Apple Netbook Claim Chowder

Two days ago, Apple announced its financial results for the quarter ended September 26. The company sold 3 million Macs, of which 2.3 million were laptops, and booked $1.67 billion in profit. Not one of those 2.3 million laptops was a “netbook”.

14 October 2008, Doug Aamoth at CrunchGear: “Five Reasons Why an Apple Netbook Is a No-Brainer”:

When asked today about the possibility of an Apple netbook, Steve Jobs said something to the effect of, “The market is just getting started — we’ll see how it goes.”

Huh? Here’s how the netbook market’s going, Steve: pretty much every major computer company has a netbook but you. Apple’s a prime candidate for a netbook, too.

20 January 2009, Brian Caulfield at Forbes: “Apple’s Real Problem: Netbooks:

The real problem is how Apple’s portfolio of expensive gear — particularly notebooks — will fare as the recession starts to bite.

21 January 2009, Brian X. Chen at Wired Gadget Lab: “Apple Still Oblivious to Netbook Opportunity”. Amazingly, ten months later, they remain equally oblivious.

18 March 2009, Shane O’Neill at PC World: “Recession Breathes Life Into Windows PCs as Apple Gasps for Air”:

At this point, I’m going to stop asking when Apple will acknowledge these dark days we live in because I think the answer is never. Maybe Apple should just be a bull market company. When times are lean, it should pack up like a traveling carnival or disappear like a baseball team in winter and not come back until everybody’s rich and happy again.

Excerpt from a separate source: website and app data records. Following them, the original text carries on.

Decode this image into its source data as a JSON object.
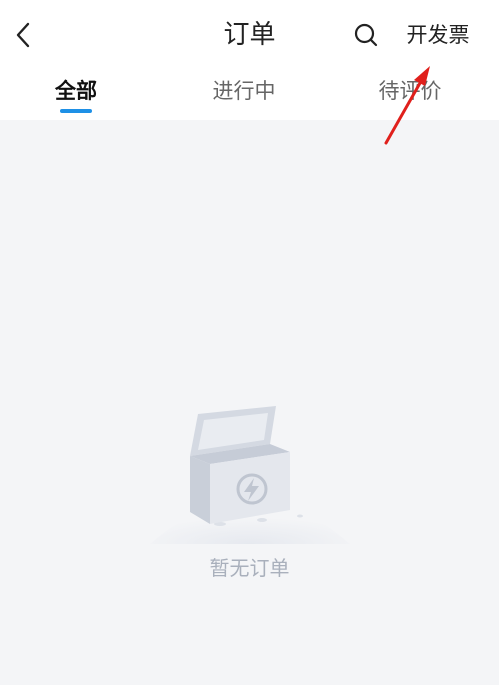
{
  "header": {
    "back_icon": "chevron-left-icon",
    "title": "订单",
    "search_icon": "search-icon",
    "invoice_label": "开发票"
  },
  "tabs": [
    {
      "label": "全部",
      "active": true
    },
    {
      "label": "进行中",
      "active": false
    },
    {
      "label": "待评价",
      "active": false
    }
  ],
  "empty_state": {
    "icon": "empty-box-icon",
    "message": "暂无订单"
  },
  "colors": {
    "accent": "#1e90e6",
    "page_background": "#f4f5f7",
    "annotation_arrow": "#e0201c"
  }
}
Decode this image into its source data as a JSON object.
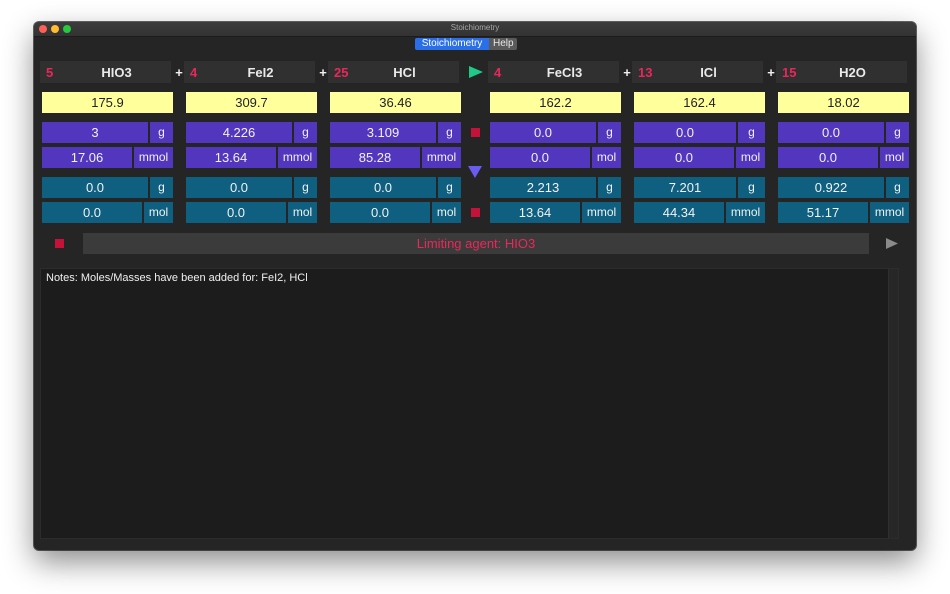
{
  "window": {
    "title": "Stoichiometry"
  },
  "tabs": [
    {
      "label": "Stoichiometry",
      "active": true
    },
    {
      "label": "Help",
      "active": false
    }
  ],
  "plus_sign": "+",
  "reactants": [
    {
      "coef": "5",
      "formula": "HIO3",
      "mw": "175.9",
      "mass": "3",
      "mass_unit": "g",
      "moles": "17.06",
      "moles_unit": "mmol",
      "calc_mass": "0.0",
      "calc_mass_unit": "g",
      "calc_moles": "0.0",
      "calc_moles_unit": "mol"
    },
    {
      "coef": "4",
      "formula": "FeI2",
      "mw": "309.7",
      "mass": "4.226",
      "mass_unit": "g",
      "moles": "13.64",
      "moles_unit": "mmol",
      "calc_mass": "0.0",
      "calc_mass_unit": "g",
      "calc_moles": "0.0",
      "calc_moles_unit": "mol"
    },
    {
      "coef": "25",
      "formula": "HCl",
      "mw": "36.46",
      "mass": "3.109",
      "mass_unit": "g",
      "moles": "85.28",
      "moles_unit": "mmol",
      "calc_mass": "0.0",
      "calc_mass_unit": "g",
      "calc_moles": "0.0",
      "calc_moles_unit": "mol"
    }
  ],
  "products": [
    {
      "coef": "4",
      "formula": "FeCl3",
      "mw": "162.2",
      "mass": "0.0",
      "mass_unit": "g",
      "moles": "0.0",
      "moles_unit": "mol",
      "calc_mass": "2.213",
      "calc_mass_unit": "g",
      "calc_moles": "13.64",
      "calc_moles_unit": "mmol"
    },
    {
      "coef": "13",
      "formula": "ICl",
      "mw": "162.4",
      "mass": "0.0",
      "mass_unit": "g",
      "moles": "0.0",
      "moles_unit": "mol",
      "calc_mass": "7.201",
      "calc_mass_unit": "g",
      "calc_moles": "44.34",
      "calc_moles_unit": "mmol"
    },
    {
      "coef": "15",
      "formula": "H2O",
      "mw": "18.02",
      "mass": "0.0",
      "mass_unit": "g",
      "moles": "0.0",
      "moles_unit": "mol",
      "calc_mass": "0.922",
      "calc_mass_unit": "g",
      "calc_moles": "51.17",
      "calc_moles_unit": "mmol"
    }
  ],
  "status": {
    "limiting_agent": "Limiting agent: HIO3"
  },
  "notes": {
    "text": "Notes: Moles/Masses have been added for: FeI2, HCl"
  },
  "colors": {
    "coefficient": "#e8285a",
    "input_cells": "#5236bd",
    "result_cells": "#0e5f80",
    "molar_mass": "#ffff9c",
    "run_arrow": "#1ec98a",
    "down_arrow": "#6a5cf0",
    "stop": "#c4123a"
  },
  "icons": {
    "run": "play-triangle-right",
    "calculate_down": "triangle-down",
    "stop": "square",
    "next": "play-triangle-right-gray"
  }
}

24 March 2009, Scott Moritz at “Apple’s Netbook Foray Will Flop

Nonetheless, design hubris and slumping sales will cause Apple to tap a hot segment of computer market.

So Apple will be forced to enter the “netbook” market due to slumping MacBook sales, eh?

19 August 2009, Charles Moore at The Apple Blog: “Lack of Netbook, Price Hurting Apple in This Year’s Back-to-School Market”. That would be the back-to-school period which just ended, with Apple selling 2.3 million laptops at an average price of $1,265.

As Jason Snell put it, imagine how much money Apple could have lost if only it had a netbook.